'Hungary and Sweden have had three times the number of asylum claims as Britain,' she pointed out, 'even though they are smaller countries.'
Well, yes, that's true, but is it relevant? Is land area the correct measure for the proper allocation of refugees? Other people have recently attempted to shame Britain by producing figures showing number of refugees accepted in relation to national population. And again, that doesn't necessarily seem relevant.
Personally, I don't think it's sensible or right to try to make such comparisons at all. Cooper's core argument is sufficient - that it's simply wrong to turn away from such a crisis: 'It's immoral, it's cowardly and it's not the British way.' This attempt to quantify our obligations is misguided.
Apart from anything else, if we are to draw up league tables, then neither area nor population is sufficient, since these don't confront the most commonly heard claim: that 'Britain is full'. If we're going to use a measure to compare countries, then surely the more appropriate method would be to factor in both area and population, by looking at density.
So I thought I'd post some graphs, to see if it helped at all. These are the population densities of the fifteen most populous countries in the European Union:
The UK is the third most densely populated of the major European nations, though it should be noted that there's a pretty steep fall-off after the top two.

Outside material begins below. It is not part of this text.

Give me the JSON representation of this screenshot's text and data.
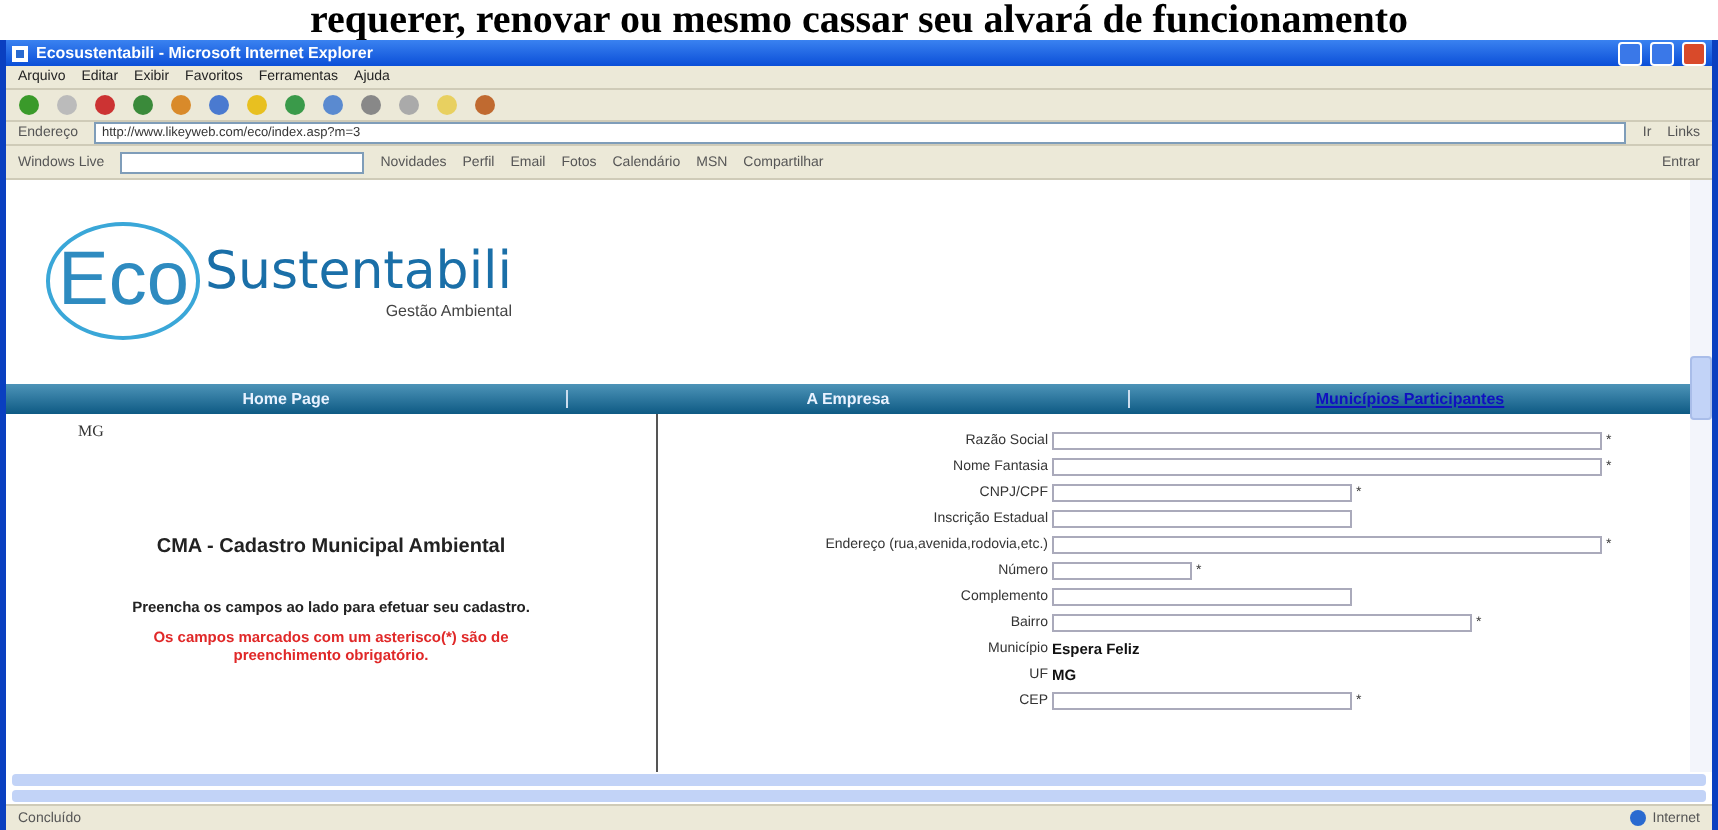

But you can see the pointlessness of Cooper's comment about Sweden: the geography of the place means it's not really comparable, so why compare?

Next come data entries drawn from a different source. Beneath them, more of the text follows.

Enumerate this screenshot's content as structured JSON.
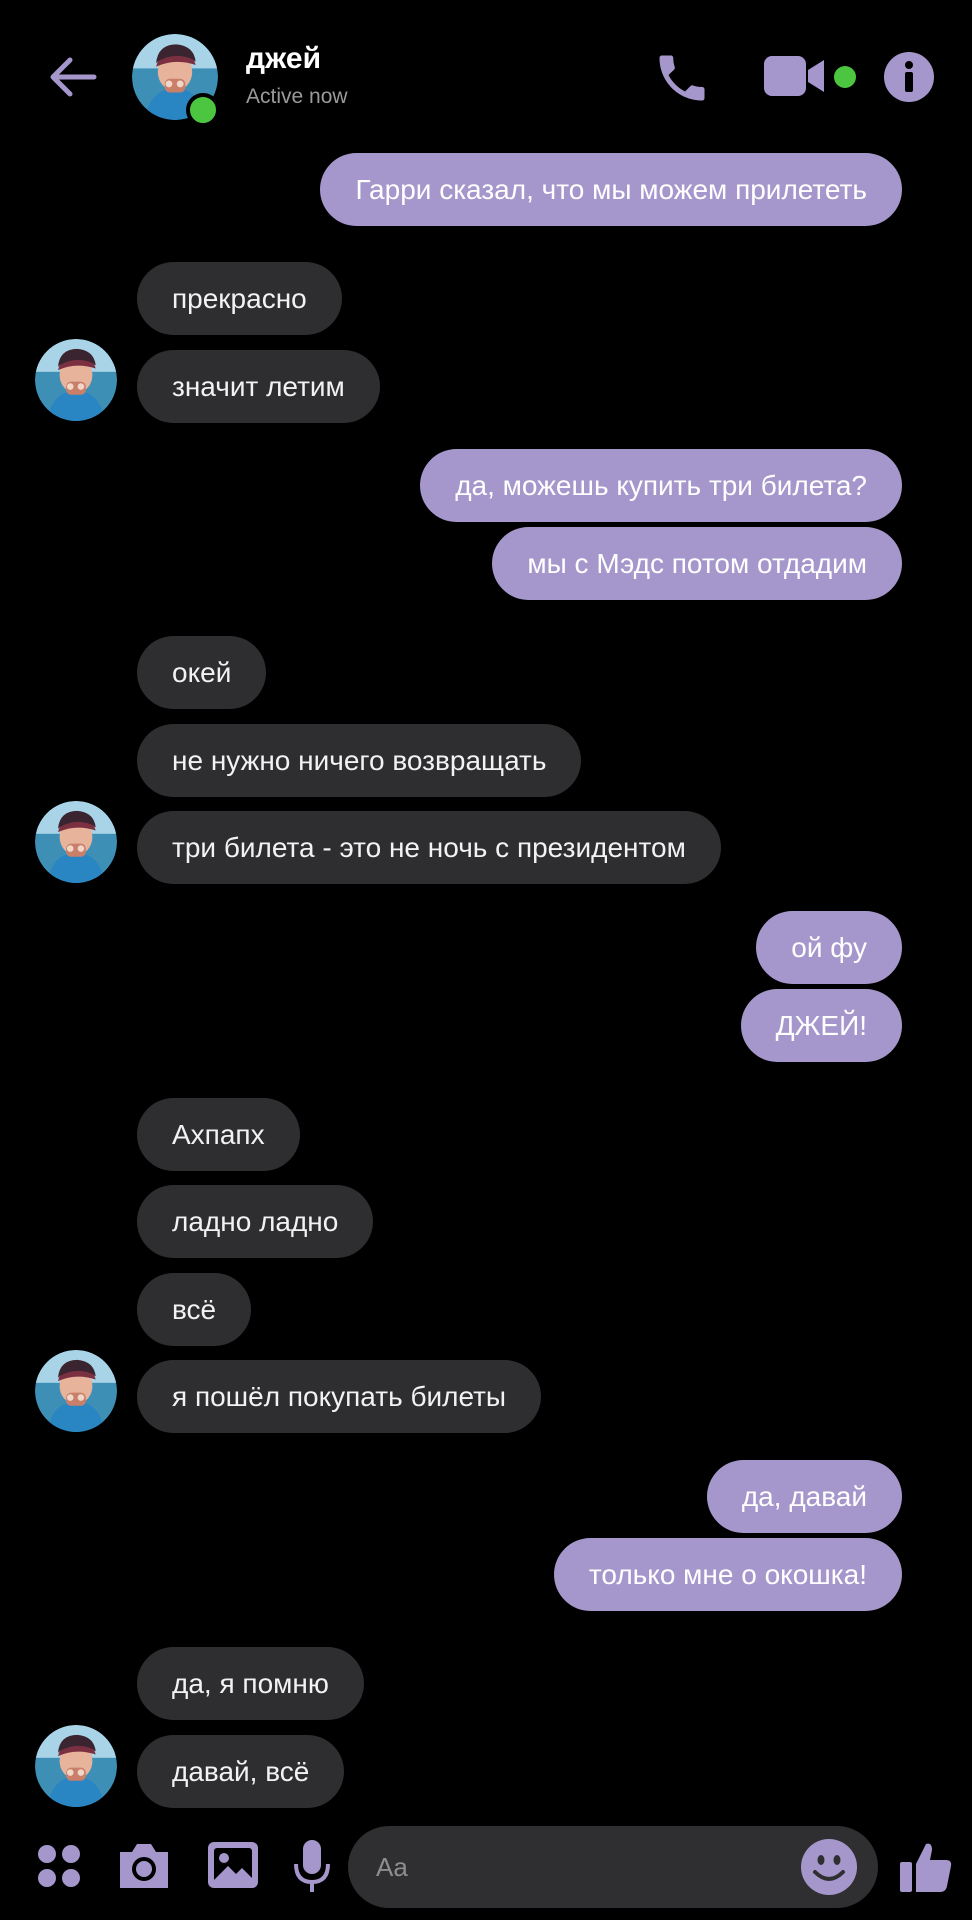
{
  "header": {
    "contact_name": "джей",
    "status": "Active now",
    "icons": [
      "back-arrow-icon",
      "phone-icon",
      "video-camera-icon",
      "info-icon"
    ],
    "accent_color": "#a597cc",
    "online_color": "#4cc641"
  },
  "messages": [
    {
      "side": "out",
      "text": "Гарри сказал, что мы можем прилететь"
    },
    {
      "side": "in",
      "text": "прекрасно"
    },
    {
      "side": "in",
      "text": "значит летим"
    },
    {
      "side": "out",
      "text": "да, можешь купить три билета?"
    },
    {
      "side": "out",
      "text": "мы с Мэдс потом отдадим"
    },
    {
      "side": "in",
      "text": "окей"
    },
    {
      "side": "in",
      "text": "не нужно ничего возвращать"
    },
    {
      "side": "in",
      "text": "три билета - это не ночь с президентом"
    },
    {
      "side": "out",
      "text": "ой фу"
    },
    {
      "side": "out",
      "text": "ДЖЕЙ!"
    },
    {
      "side": "in",
      "text": "Ахпапх"
    },
    {
      "side": "in",
      "text": "ладно ладно"
    },
    {
      "side": "in",
      "text": "всё"
    },
    {
      "side": "in",
      "text": "я пошёл покупать билеты"
    },
    {
      "side": "out",
      "text": "да, давай"
    },
    {
      "side": "out",
      "text": "только мне о окошка!"
    },
    {
      "side": "in",
      "text": "да, я помню"
    },
    {
      "side": "in",
      "text": "давай, всё"
    }
  ],
  "composer": {
    "placeholder": "Aa",
    "icons": [
      "apps-icon",
      "camera-icon",
      "gallery-icon",
      "microphone-icon",
      "emoji-icon",
      "thumbs-up-icon"
    ]
  }
}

If we then break down the constituent countries of the UK, you get this result:
To put that in the context of the first graph: Wales and Northern Ireland would come between Italy and the Czech Republic in the top half, while Scotland comes in just above Sweden at the bottom. England, meanwhile, has almost exactly the same population density as the Netherlands, despite having an area more than three times the size.
But that's not really enough information either, because of the vastly disproportionate size of England compared to the others. So, breaking it down further, we can separate out the English regions and include them along with Wales, Scotland and Northern Ireland:
Which would suggest that London is somewhat skewing the figures. London really is full, while Scotland's virtually empty.
Apart from that, I'm not sure we get very far. As I say, I'm not convinced that these things help any discussion of immigration or asylum. Better to stick with Cooper's moral message: 'How can we be proud of our history of helping those who fled conflict if our generation turns its back?'